Each entry should be quoted word for word, including every mark of punctuation.

*** Data supplied Section Begins ***

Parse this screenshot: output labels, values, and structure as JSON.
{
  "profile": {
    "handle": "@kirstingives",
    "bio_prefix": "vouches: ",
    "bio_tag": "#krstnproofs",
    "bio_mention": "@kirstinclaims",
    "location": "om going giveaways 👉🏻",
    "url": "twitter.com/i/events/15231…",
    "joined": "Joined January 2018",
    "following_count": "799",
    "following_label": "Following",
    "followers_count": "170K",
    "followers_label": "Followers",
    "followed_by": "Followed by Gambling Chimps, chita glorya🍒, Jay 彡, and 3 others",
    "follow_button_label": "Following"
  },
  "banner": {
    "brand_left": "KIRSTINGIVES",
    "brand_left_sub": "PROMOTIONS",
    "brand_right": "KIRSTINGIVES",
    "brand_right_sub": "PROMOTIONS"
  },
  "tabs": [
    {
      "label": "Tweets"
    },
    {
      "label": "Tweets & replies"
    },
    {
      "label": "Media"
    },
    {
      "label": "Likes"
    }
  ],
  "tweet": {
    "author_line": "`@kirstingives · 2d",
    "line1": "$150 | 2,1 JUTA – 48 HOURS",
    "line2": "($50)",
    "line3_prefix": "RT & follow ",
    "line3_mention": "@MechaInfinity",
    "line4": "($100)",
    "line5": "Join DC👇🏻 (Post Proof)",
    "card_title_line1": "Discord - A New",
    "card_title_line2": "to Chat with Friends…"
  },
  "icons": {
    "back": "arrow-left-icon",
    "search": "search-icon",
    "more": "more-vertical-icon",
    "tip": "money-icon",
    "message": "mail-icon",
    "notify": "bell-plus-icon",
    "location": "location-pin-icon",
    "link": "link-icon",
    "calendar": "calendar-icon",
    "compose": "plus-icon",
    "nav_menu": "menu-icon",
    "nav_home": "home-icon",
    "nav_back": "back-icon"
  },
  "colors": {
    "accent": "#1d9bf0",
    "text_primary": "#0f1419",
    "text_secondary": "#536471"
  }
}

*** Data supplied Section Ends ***

— Task output —
Parse this screenshot: output labels, values, and structure as JSON.
{
  "profile": {
    "handle": "@kirstingives",
    "bio_prefix": "vouches: ",
    "bio_tag": "#krstnproofs",
    "bio_mention": "@kirstinclaims",
    "location": "om going giveaways 👉🏻",
    "url": "twitter.com/i/events/15231…",
    "joined": "Joined January 2018",
    "following_count": "799",
    "following_label": "Following",
    "followers_count": "170K",
    "followers_label": "Followers",
    "followed_by": "Followed by Gambling Chimps, chita glorya🍒, Jay 彡, and 3 others",
    "follow_button_label": "Following"
  },
  "banner": {
    "brand_left": "KIRSTINGIVES",
    "brand_left_sub": "PROMOTIONS",
    "brand_right": "KIRSTINGIVES",
    "brand_right_sub": "PROMOTIONS"
  },
  "tabs": [
    {
      "label": "Tweets"
    },
    {
      "label": "Tweets & replies"
    },
    {
      "label": "Media"
    },
    {
      "label": "Likes"
    }
  ],
  "tweet": {
    "author_line": "`@kirstingives · 2d",
    "line1": "$150 | 2,1 JUTA – 48 HOURS",
    "line2": "($50)",
    "line3_prefix": "RT & follow ",
    "line3_mention": "@MechaInfinity",
    "line4": "($100)",
    "line5": "Join DC👇🏻 (Post Proof)",
    "card_title_line1": "Discord - A New",
    "card_title_line2": "to Chat with Friends…"
  },
  "icons": {
    "back": "arrow-left-icon",
    "search": "search-icon",
    "more": "more-vertical-icon",
    "tip": "money-icon",
    "message": "mail-icon",
    "notify": "bell-plus-icon",
    "location": "location-pin-icon",
    "link": "link-icon",
    "calendar": "calendar-icon",
    "compose": "plus-icon",
    "nav_menu": "menu-icon",
    "nav_home": "home-icon",
    "nav_back": "back-icon"
  },
  "colors": {
    "accent": "#1d9bf0",
    "text_primary": "#0f1419",
    "text_secondary": "#536471"
  }
}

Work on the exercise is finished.